• _EXERCISE AIM_
Exactly as written, set down each line of the data below except its pictures.

────────────────────────────────────────

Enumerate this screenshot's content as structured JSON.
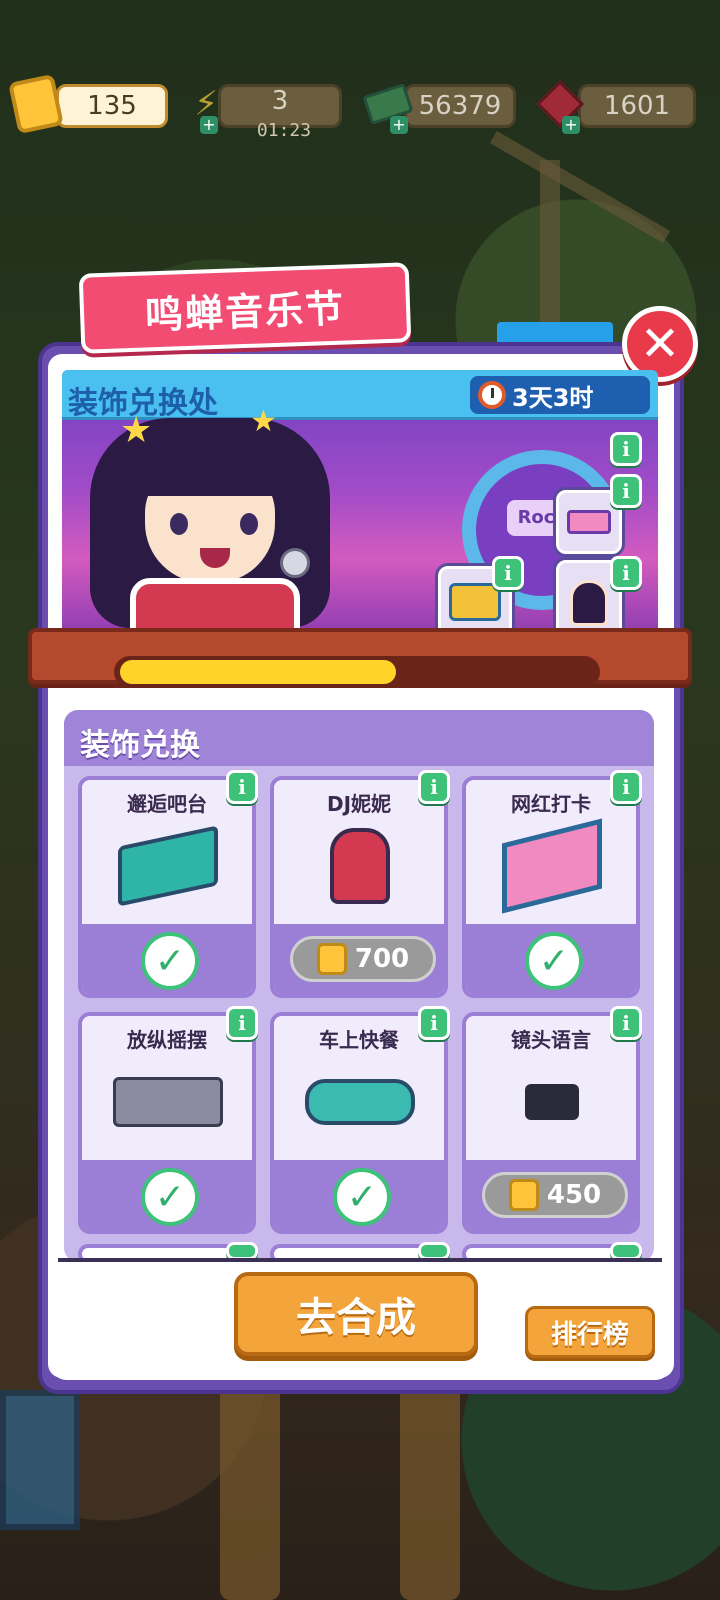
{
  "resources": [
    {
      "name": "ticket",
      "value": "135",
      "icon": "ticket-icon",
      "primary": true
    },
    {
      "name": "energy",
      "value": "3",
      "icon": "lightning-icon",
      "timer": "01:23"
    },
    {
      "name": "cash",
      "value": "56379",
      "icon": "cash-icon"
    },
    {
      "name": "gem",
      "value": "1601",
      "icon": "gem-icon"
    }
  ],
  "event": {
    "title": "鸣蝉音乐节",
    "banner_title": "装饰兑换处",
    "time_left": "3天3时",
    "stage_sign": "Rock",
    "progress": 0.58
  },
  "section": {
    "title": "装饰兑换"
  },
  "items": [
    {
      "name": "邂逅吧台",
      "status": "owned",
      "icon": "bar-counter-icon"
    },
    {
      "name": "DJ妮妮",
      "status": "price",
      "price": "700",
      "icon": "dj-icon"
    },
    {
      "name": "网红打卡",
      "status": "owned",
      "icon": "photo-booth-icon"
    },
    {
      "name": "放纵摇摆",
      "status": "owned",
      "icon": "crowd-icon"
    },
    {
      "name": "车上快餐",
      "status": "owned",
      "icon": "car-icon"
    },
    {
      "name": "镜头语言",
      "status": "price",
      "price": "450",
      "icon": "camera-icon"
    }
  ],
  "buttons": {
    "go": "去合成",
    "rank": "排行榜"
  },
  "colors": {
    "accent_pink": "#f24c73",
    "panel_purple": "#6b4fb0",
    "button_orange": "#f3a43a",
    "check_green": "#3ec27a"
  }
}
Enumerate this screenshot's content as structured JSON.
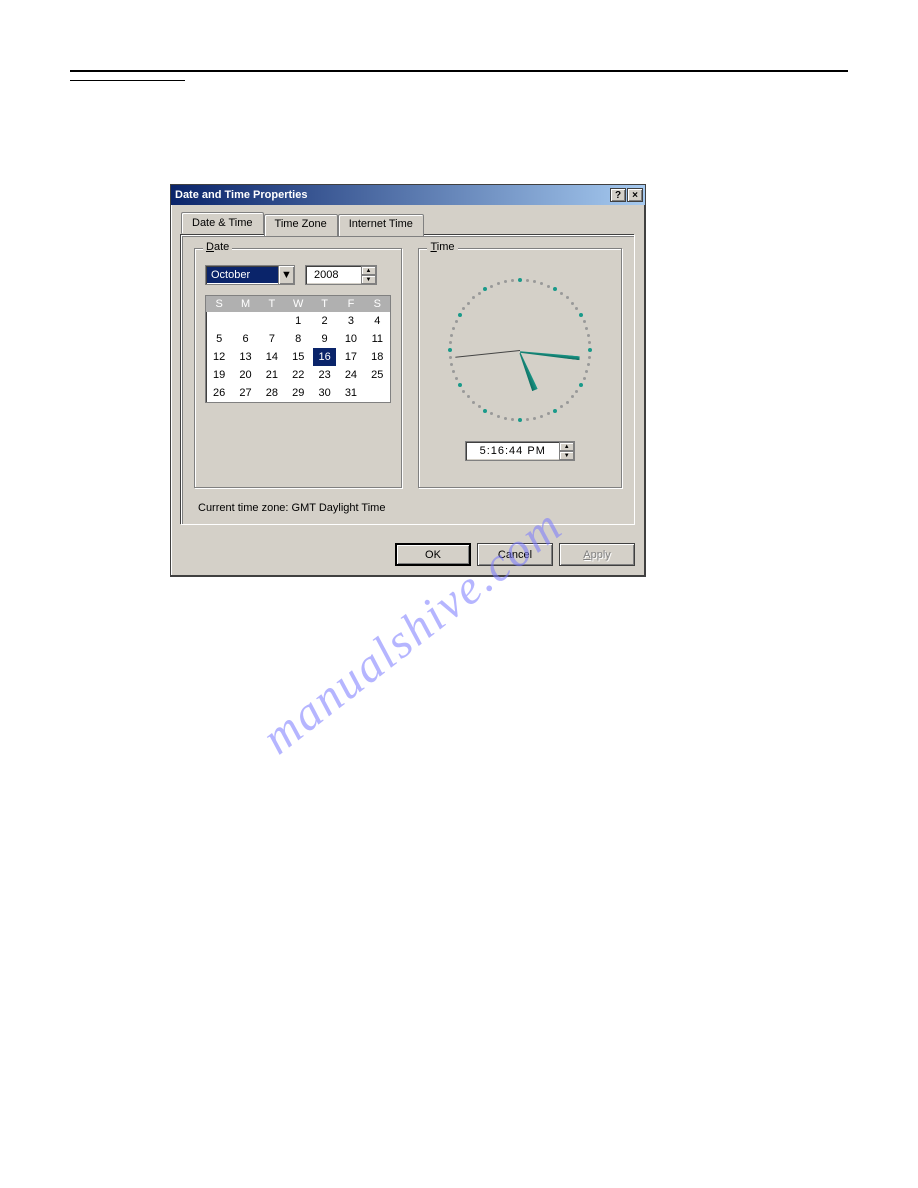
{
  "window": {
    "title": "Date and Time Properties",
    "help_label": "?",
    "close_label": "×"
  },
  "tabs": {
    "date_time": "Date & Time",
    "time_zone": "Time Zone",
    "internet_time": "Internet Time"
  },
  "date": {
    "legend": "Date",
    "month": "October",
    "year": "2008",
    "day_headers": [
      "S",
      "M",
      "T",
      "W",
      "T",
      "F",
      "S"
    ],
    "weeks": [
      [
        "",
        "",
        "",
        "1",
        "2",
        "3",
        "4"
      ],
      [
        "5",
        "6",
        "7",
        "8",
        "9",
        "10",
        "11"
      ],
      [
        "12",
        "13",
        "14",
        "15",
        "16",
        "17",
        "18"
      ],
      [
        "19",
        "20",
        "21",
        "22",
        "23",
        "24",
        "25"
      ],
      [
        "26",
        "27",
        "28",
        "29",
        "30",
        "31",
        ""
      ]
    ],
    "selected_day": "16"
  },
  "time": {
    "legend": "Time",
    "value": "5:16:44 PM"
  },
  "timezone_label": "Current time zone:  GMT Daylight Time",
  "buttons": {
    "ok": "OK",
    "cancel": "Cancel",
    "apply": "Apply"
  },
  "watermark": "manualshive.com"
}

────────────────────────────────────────

• _ANSWER_
Enumerate this screenshot's content as structured JSON.
{
  "resources": [
    {
      "name": "ticket",
      "value": "135",
      "icon": "ticket-icon",
      "primary": true
    },
    {
      "name": "energy",
      "value": "3",
      "icon": "lightning-icon",
      "timer": "01:23"
    },
    {
      "name": "cash",
      "value": "56379",
      "icon": "cash-icon"
    },
    {
      "name": "gem",
      "value": "1601",
      "icon": "gem-icon"
    }
  ],
  "event": {
    "title": "鸣蝉音乐节",
    "banner_title": "装饰兑换处",
    "time_left": "3天3时",
    "stage_sign": "Rock",
    "progress": 0.58
  },
  "section": {
    "title": "装饰兑换"
  },
  "items": [
    {
      "name": "邂逅吧台",
      "status": "owned",
      "icon": "bar-counter-icon"
    },
    {
      "name": "DJ妮妮",
      "status": "price",
      "price": "700",
      "icon": "dj-icon"
    },
    {
      "name": "网红打卡",
      "status": "owned",
      "icon": "photo-booth-icon"
    },
    {
      "name": "放纵摇摆",
      "status": "owned",
      "icon": "crowd-icon"
    },
    {
      "name": "车上快餐",
      "status": "owned",
      "icon": "car-icon"
    },
    {
      "name": "镜头语言",
      "status": "price",
      "price": "450",
      "icon": "camera-icon"
    }
  ],
  "buttons": {
    "go": "去合成",
    "rank": "排行榜"
  },
  "colors": {
    "accent_pink": "#f24c73",
    "panel_purple": "#6b4fb0",
    "button_orange": "#f3a43a",
    "check_green": "#3ec27a"
  }
}
Enumerate this screenshot's content as structured JSON.
{
  "window": {
    "title": "Date and Time Properties",
    "help_label": "?",
    "close_label": "×"
  },
  "tabs": {
    "date_time": "Date & Time",
    "time_zone": "Time Zone",
    "internet_time": "Internet Time"
  },
  "date": {
    "legend": "Date",
    "month": "October",
    "year": "2008",
    "day_headers": [
      "S",
      "M",
      "T",
      "W",
      "T",
      "F",
      "S"
    ],
    "weeks": [
      [
        "",
        "",
        "",
        "1",
        "2",
        "3",
        "4"
      ],
      [
        "5",
        "6",
        "7",
        "8",
        "9",
        "10",
        "11"
      ],
      [
        "12",
        "13",
        "14",
        "15",
        "16",
        "17",
        "18"
      ],
      [
        "19",
        "20",
        "21",
        "22",
        "23",
        "24",
        "25"
      ],
      [
        "26",
        "27",
        "28",
        "29",
        "30",
        "31",
        ""
      ]
    ],
    "selected_day": "16"
  },
  "time": {
    "legend": "Time",
    "value": "5:16:44 PM"
  },
  "timezone_label": "Current time zone:  GMT Daylight Time",
  "buttons": {
    "ok": "OK",
    "cancel": "Cancel",
    "apply": "Apply"
  },
  "watermark": "manualshive.com"
}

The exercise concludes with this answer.